This poem is from Kim Moore’s prize-winning collection, ‘The Art of Falling’. Published by Seren Books, you can buy it here:
I love this book because, not only is it a wonderful read, it has given me several ideas for my own poems. It was difficult to choose one for this blog, but here’s the poem I decided on, reproduced with the kind permission of the poet:
When Someone is Singing
When someone is singing the old carols –
the earth hard as iron, snow on snow,
when cold brings the world to silence,
when the name of the city we lived in is spoken,
when lorries are parked in lines at service stations,
when making a decision, when another year ends,
when a coach ticks to itself in the heat,
when I see a couple arguing in public,
when I hear someone shouting or swearing,
when I see boats or think of the sea,
when I remember I know how someone can break,
if somebody spits on the pavement, if somebody spits,
when I stand at a bus stop, when I visit the doctors,
when I get in a car with someone else driving,
when I see bouncers in nightclub doorways,
with the taking and giving of pain, when I’m afraid,
it’s only then I think of him, or remember his name.
This is one of those poems that initially looks straightforward, almost pedestrian, but turns out to be so much more. In fact, this poem is more evocative than, erm… a Very Evocative Thing. It carries you from the poignant carol, through cold winter weather, to a city, lorries, service stations: these we feel, or see, but then the list becomes internal, with decisions to be made, and more abstract, with the ending year.
Then sounds: a ticking coach, and suddenly heat, and another sound; this time an arguing couple, augmented to shouting and swearing, then we’re off to boats and the sea, then again, the more abstract and painful line, “when I remember I know how someone can break”.
(I just need to say here that I hate “explaining” poems like this, as it’s like explaining a joke and, in doing so, ruining it, but this poem is so clever I can’t help myself. Anyway, onward….)
The structure of lines beginning with “when” is broken, with the line, “if somebody spits…” and this, I think, displays one of the most brilliant features of Kim Moore’s poetry: she manages to get the raw internal world of thought out onto the page for us. This break in structure reminds me of when you’re trying to explain something important to someone, and suddenly a thought comes tumbling out that you haven’t yet fully acknowledged, or even understood, but it’s important, and you say it a second time, qualifying it with the repetition (in this case, the spitting doesn’t need to be on a pavement, it can just be spitting in general).
The poem moves on in its story with the mention of the bus stop, the doctors, the “car with someone else driving”, all of which I feel are telling me something terrible has happened, then the bouncers, then we’re slammed with,
“the taking and giving of pain, when I’m afraid,

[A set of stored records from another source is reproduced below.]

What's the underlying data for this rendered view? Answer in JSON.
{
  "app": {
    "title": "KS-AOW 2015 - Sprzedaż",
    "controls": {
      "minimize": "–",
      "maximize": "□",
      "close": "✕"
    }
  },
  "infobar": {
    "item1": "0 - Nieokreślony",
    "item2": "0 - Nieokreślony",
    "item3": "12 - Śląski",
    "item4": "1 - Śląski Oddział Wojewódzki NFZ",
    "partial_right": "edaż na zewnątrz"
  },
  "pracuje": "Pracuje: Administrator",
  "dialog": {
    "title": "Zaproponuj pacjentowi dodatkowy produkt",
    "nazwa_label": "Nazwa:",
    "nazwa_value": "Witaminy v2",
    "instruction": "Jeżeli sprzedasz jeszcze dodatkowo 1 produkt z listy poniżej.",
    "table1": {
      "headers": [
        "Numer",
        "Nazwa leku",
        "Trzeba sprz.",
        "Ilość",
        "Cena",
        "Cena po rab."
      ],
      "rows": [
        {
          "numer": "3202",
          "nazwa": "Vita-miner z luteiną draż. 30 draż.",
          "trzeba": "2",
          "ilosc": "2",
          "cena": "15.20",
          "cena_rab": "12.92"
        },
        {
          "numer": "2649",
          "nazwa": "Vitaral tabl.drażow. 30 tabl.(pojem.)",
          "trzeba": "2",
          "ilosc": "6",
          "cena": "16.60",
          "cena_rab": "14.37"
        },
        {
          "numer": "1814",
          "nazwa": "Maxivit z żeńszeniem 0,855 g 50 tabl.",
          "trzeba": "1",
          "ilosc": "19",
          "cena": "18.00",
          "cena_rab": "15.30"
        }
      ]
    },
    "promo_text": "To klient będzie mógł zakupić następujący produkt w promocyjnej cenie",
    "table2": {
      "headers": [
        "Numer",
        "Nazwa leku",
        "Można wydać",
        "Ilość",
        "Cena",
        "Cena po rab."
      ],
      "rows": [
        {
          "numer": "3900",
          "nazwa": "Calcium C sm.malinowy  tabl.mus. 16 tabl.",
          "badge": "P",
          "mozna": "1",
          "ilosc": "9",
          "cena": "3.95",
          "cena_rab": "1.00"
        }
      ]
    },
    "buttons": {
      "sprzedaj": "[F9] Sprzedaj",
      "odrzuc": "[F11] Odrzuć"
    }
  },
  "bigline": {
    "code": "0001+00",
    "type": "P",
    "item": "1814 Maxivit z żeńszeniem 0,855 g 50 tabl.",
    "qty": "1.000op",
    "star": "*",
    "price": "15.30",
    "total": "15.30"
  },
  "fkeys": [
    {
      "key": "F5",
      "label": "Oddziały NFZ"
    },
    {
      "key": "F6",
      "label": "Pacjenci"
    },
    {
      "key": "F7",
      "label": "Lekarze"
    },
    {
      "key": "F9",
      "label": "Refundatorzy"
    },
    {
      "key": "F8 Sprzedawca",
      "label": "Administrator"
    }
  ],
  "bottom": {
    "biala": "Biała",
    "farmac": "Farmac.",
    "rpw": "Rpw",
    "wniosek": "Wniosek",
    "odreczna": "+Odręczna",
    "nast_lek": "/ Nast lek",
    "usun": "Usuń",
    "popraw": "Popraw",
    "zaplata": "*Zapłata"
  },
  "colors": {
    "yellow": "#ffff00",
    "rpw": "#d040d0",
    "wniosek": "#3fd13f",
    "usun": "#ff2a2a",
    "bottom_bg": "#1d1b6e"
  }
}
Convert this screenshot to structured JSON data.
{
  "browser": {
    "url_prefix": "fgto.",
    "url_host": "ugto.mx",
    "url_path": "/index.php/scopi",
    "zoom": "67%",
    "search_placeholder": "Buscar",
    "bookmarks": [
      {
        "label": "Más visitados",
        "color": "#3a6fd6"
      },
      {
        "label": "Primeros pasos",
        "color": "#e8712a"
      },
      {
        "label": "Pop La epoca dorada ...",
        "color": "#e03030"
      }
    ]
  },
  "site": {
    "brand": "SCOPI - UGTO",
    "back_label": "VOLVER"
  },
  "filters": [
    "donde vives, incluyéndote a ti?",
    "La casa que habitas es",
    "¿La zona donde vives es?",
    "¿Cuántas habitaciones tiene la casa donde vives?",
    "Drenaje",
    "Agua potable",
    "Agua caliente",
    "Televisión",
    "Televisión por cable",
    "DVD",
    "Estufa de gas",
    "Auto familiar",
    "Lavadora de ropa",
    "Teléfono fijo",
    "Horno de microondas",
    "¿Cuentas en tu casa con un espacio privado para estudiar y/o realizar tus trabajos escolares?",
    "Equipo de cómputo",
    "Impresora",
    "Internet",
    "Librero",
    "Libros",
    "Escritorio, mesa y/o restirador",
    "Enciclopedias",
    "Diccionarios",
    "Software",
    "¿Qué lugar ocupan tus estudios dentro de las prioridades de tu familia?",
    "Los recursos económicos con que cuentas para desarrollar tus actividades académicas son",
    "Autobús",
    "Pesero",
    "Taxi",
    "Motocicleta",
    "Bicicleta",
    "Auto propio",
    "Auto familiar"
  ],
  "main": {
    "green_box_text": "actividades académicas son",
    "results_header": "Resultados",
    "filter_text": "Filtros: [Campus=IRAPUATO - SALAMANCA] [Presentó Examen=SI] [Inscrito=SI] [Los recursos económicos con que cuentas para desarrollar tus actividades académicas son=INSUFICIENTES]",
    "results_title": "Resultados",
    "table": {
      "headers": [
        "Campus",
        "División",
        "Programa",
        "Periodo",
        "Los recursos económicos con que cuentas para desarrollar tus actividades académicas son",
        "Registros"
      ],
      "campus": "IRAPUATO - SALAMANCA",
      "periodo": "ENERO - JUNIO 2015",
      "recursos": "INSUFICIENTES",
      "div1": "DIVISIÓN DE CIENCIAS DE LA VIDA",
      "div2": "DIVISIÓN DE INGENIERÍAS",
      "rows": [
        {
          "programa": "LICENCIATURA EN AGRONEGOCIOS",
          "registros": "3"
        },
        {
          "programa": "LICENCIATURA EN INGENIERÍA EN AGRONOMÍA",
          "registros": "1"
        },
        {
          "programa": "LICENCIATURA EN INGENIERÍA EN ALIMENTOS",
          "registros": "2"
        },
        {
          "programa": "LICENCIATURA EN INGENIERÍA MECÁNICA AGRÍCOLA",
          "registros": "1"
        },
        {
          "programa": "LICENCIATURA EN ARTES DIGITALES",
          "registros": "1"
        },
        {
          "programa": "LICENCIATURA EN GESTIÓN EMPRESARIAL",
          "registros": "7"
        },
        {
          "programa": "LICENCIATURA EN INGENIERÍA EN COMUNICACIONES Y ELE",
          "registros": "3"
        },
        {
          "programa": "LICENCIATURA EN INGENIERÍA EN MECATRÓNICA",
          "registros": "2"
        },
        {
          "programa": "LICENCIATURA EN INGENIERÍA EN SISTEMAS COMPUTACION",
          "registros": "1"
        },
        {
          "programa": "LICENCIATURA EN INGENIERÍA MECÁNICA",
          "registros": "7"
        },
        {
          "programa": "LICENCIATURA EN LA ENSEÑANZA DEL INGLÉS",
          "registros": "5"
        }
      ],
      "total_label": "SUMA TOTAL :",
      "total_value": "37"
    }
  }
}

it’s only then I think of him, or remember his name.”
We’re left devastated, and almost overwhelmed with the enormity of being shown what has been felt by the poet, as if we’ve been taken on a tour of the inside of the poet’s mind.
I’m just going to calm us down a little, by telling you that Kim Moore is a superb poetry teacher, and you can learn more about her, including opportunities to be taught by her and to buy more of her work, from her blog:
For our own poems, try thinking of smells, sounds, images, places, that remind you of a particular person or incident. Remember to use all the senses, and add some abstract images, thought processes or ideas.
N.B. For those of you who are new to poetry and who maybe don’t already know this, you must beware of plagiarism. If you were to decide to write a poem with the majority of lines beginning “when”, like When Someone is Singing, you must acknowledge the poet who created this structure by writing “After Kim Moore” below your title. If you do not do this, you will be despised and ridiculed.
Not wanting to end on a negative, I’m always thrilled to hear from people telling me they’ve written a poem as a result of reading this blog, so feel free to tell me in the comments. You can even post your poem there, if you like!